● **What the task asks**
Bring together copies of the lines in the data below that contain the word "plus".

● **Data records**
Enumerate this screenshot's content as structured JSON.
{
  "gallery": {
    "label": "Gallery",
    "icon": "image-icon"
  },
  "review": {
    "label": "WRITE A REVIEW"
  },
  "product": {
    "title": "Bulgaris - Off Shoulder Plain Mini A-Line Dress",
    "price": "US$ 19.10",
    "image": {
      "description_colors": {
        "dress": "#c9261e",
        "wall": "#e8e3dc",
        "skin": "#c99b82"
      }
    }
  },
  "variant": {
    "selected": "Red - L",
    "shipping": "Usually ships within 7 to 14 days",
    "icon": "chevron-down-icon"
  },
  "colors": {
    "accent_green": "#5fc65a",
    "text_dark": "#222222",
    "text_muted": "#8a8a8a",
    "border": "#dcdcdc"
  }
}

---

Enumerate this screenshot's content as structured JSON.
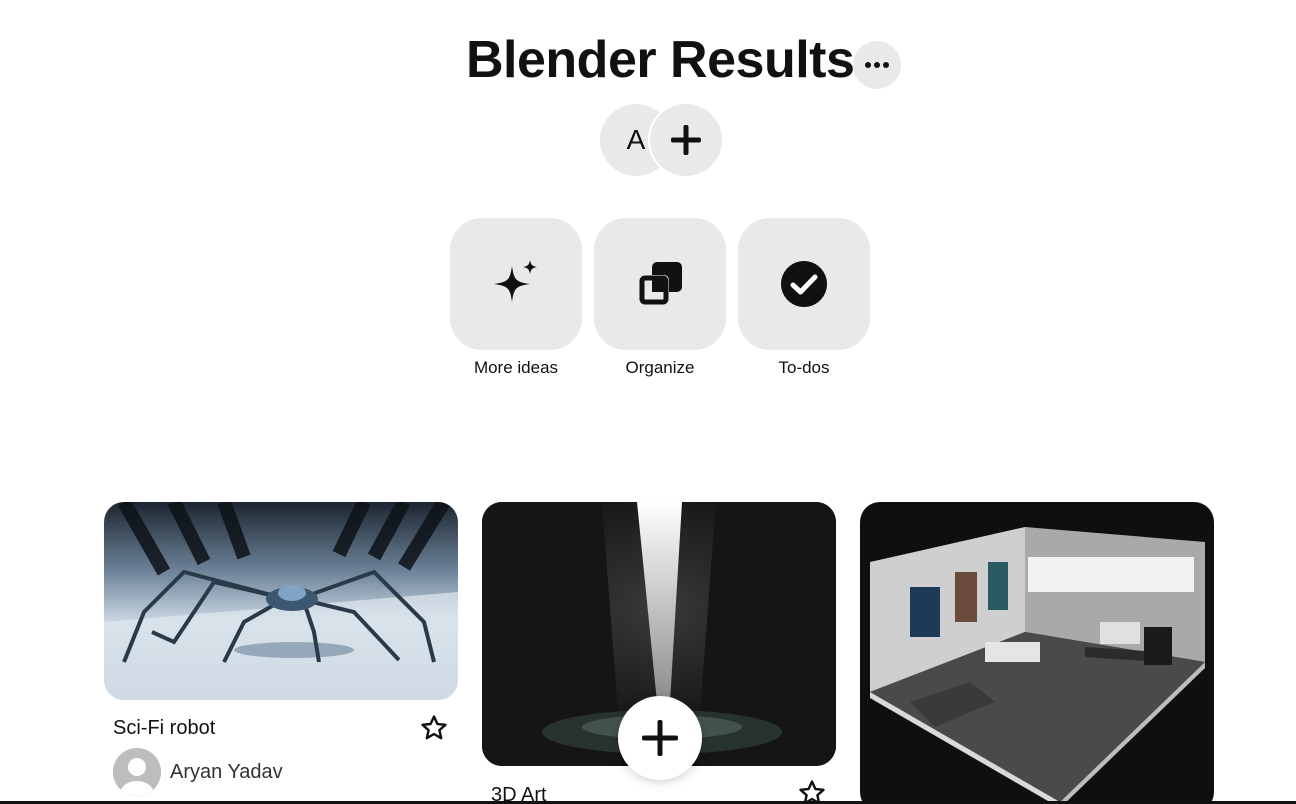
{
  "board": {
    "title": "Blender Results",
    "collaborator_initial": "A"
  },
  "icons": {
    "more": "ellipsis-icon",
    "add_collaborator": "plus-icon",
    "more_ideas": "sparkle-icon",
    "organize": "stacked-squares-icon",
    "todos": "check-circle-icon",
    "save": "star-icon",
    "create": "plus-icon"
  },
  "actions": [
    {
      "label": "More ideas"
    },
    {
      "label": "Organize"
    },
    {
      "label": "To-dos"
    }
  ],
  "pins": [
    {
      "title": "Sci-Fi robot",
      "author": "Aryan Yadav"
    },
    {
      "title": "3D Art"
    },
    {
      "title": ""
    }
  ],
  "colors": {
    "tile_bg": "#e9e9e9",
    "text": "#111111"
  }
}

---

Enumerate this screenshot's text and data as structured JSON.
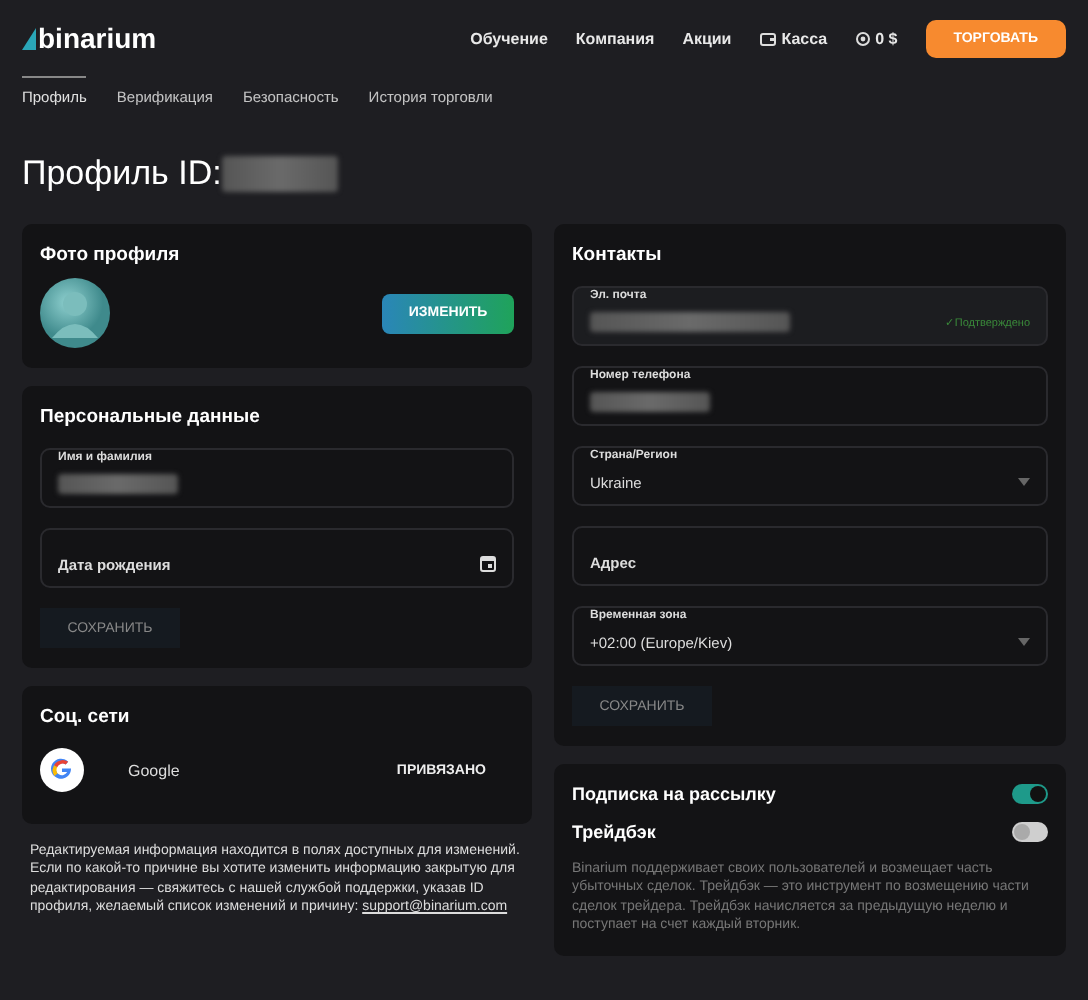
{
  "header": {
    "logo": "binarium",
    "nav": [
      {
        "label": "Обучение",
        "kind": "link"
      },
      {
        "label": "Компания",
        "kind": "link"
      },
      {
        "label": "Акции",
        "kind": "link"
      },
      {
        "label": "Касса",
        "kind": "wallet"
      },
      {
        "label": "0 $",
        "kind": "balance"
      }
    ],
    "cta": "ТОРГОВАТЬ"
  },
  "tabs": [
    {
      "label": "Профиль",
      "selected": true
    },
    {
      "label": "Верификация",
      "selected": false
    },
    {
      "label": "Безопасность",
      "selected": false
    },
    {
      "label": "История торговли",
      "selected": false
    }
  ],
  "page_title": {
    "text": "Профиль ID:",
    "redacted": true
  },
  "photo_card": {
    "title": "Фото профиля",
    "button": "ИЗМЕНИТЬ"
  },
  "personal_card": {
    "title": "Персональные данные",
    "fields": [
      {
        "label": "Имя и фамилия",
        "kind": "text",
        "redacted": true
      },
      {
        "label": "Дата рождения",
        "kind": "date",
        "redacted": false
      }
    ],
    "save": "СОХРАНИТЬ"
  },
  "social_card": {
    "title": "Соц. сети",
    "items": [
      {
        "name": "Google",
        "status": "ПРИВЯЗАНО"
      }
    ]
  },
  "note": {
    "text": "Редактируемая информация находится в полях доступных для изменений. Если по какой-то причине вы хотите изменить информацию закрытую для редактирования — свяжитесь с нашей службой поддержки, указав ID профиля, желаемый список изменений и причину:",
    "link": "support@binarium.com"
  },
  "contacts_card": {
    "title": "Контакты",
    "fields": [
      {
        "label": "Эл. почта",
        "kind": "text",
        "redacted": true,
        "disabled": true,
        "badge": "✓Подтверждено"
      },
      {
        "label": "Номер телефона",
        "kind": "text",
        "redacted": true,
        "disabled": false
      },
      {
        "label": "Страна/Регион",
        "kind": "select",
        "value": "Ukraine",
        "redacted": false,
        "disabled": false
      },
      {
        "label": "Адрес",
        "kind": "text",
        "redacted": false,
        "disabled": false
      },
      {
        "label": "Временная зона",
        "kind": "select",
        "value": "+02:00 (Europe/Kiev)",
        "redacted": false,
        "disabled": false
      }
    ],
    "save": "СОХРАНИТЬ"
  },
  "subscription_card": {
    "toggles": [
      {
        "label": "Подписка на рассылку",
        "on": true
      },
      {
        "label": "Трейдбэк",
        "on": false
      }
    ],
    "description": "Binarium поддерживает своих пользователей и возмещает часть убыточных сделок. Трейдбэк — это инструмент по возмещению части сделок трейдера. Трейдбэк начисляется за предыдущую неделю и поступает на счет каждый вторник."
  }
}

● **Written answer**
    "add_collaborator": "plus-icon",
    "create": "plus-icon"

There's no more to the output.